Male Common Merganser
Adult Common Loon (male or female)
Common Mergansers are commonly mistaken for adult loons in breeding plumage, however a few key traits differentiate the species.
- Bill color: The Common Loon in its breeding plumage has a black bill. A male Common Merganser has a red bill.
- Head color: The Common Loon has an iridescent black head. The male Common Merganser has a green head.
- Body color: The Common Loon has a black and white checkered back. The male Common Merganser has black and white plumage but has bright white sides.
Female Common Merganser
Juvenile Loon (male or female)
Juvenile loons (chicks older than 8-weeks) and immature loons (2nd year birds that occasionally summer on lakes) may be mistaken for female common mergansers. The following characteristics can help to distinguish between the two:
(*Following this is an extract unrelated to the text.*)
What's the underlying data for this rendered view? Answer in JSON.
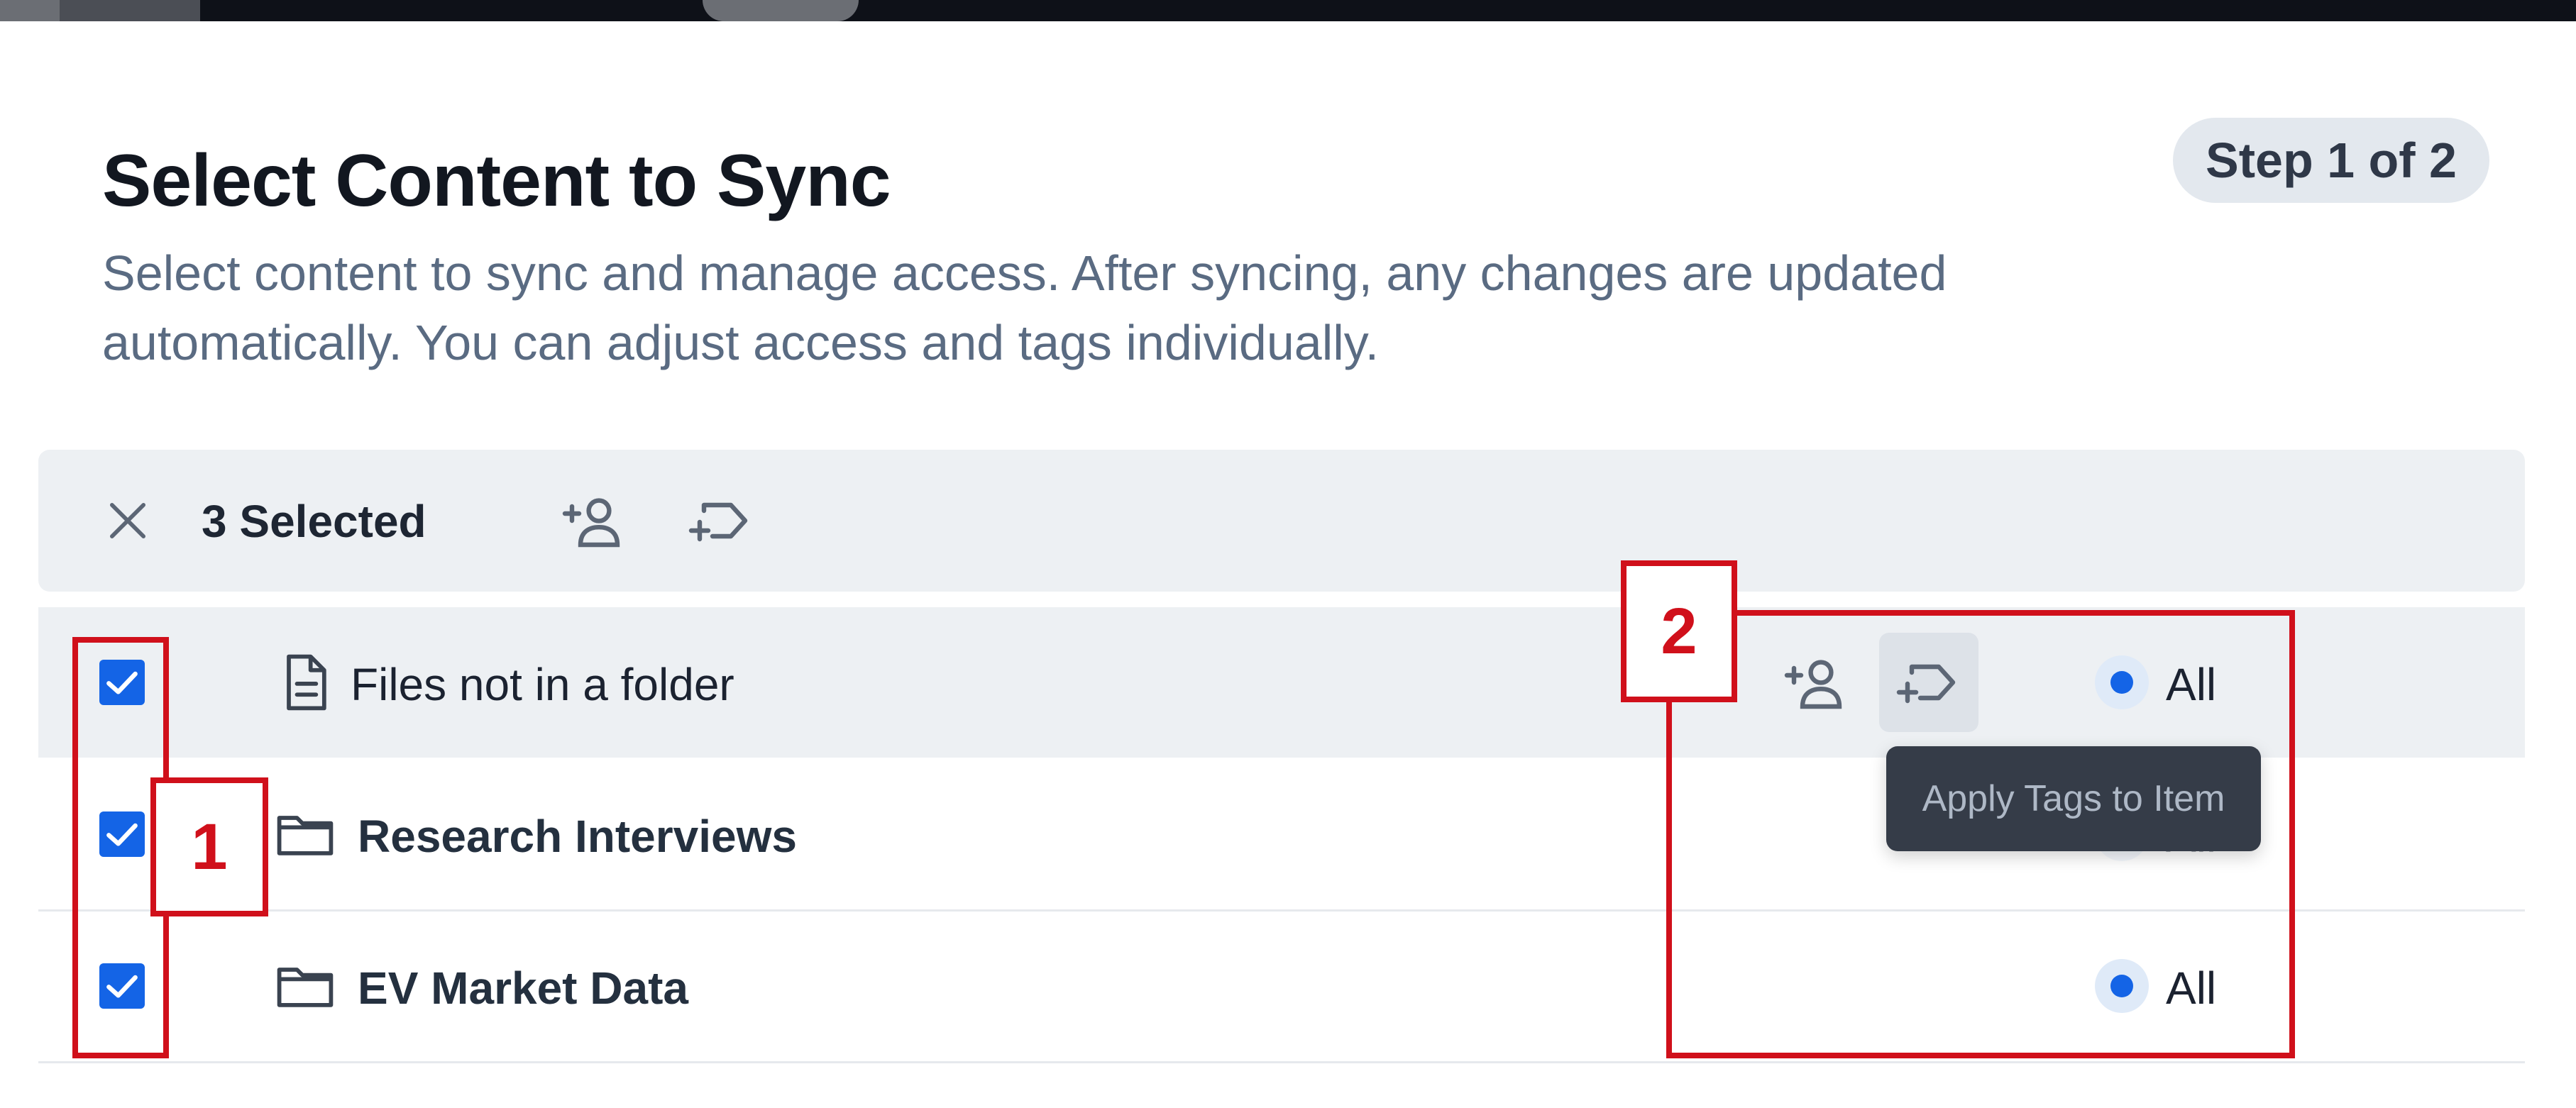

- Bill color: Juvenile and immature loons have gray or grayish-white bills. Female Common Mergansers have red bills.
- Head color: Juvenile and immature loons have gray heads. Female Common Mergansers have reddish-brown crested heads.
- Body color: Juvenile and immature loons have gray plumage that with a distinct white scalloped pattern. Female Common Mergansers have gray plumage with no such scalloping.
Another diving, fish-eating bird that is sometimes mistaken for a loon is the Double-crested Cormorant. Characteristics that help to differentiate between Double-crested Cormorants and Common Loons include:
Body and head shape: Double-crested Cormorants have slender bodies with a long neck. Common loons have larger bodies with a shorter, thicker neck and head.
Bill shape and color: The bill of the Common Loon is long, black, and pointed. Its shape is best described as “dagger like.” The bill of the Double Crested Cormorant is hooked and is yellow with an orange patch of the base.
Behavior: Double-crested Cormorants are often seen standing on docks, rocks, or buoys with wings outstretched to dry. Common Loons are not able to stand upright and only go on land to nest or if they are sick or injured.
Another waterbird that is sometimes confused with a loon is the Canada Goose. Characteristics useful for distinguishing these species include:
Neck length: Common Loons have short, relatively thicker necks. Canada geese have long, slender necks.
Head color: The head of the Common Loon is black and iridescent. The Canada Goose has a white cheek patch on its face.
Bill shape: Common Loons have long, sharp, black bills. Canada Geese have wide, flat bills.
Behavior: Common Loons cannot walk upright and only go on land when nesting or injured. Canada Geese can stand upright and frequently walk on land.
Birds with Chicks
Female Common Merganser
Common Mergansers have up to 17 ducklings who are sometimes seen riding on the female’s back, but they are lighter in color than loon chicks and have a reddish crown. Common Loons have 1-2 chicks. Loon chicks change in color from almost black to light brown to grey as they grow. Scroll to the bottom of the page to see the loon chick stages. Merganser broods can be reduced to 2 chicks or fewer due to predation.
Canada Geese have broods of 2-8 goslings that are yellow and brown when young (unlike loon chicks that are very dark) and do not ride on a parent’s back. In New Hampshire, geese nest earlier than loons, so most Canada Goose chicks have already hatched by late spring. Young goslings are also susceptible to predation (like merganser ducklings), so a brood may be reduced to one or two chicks rather quickly.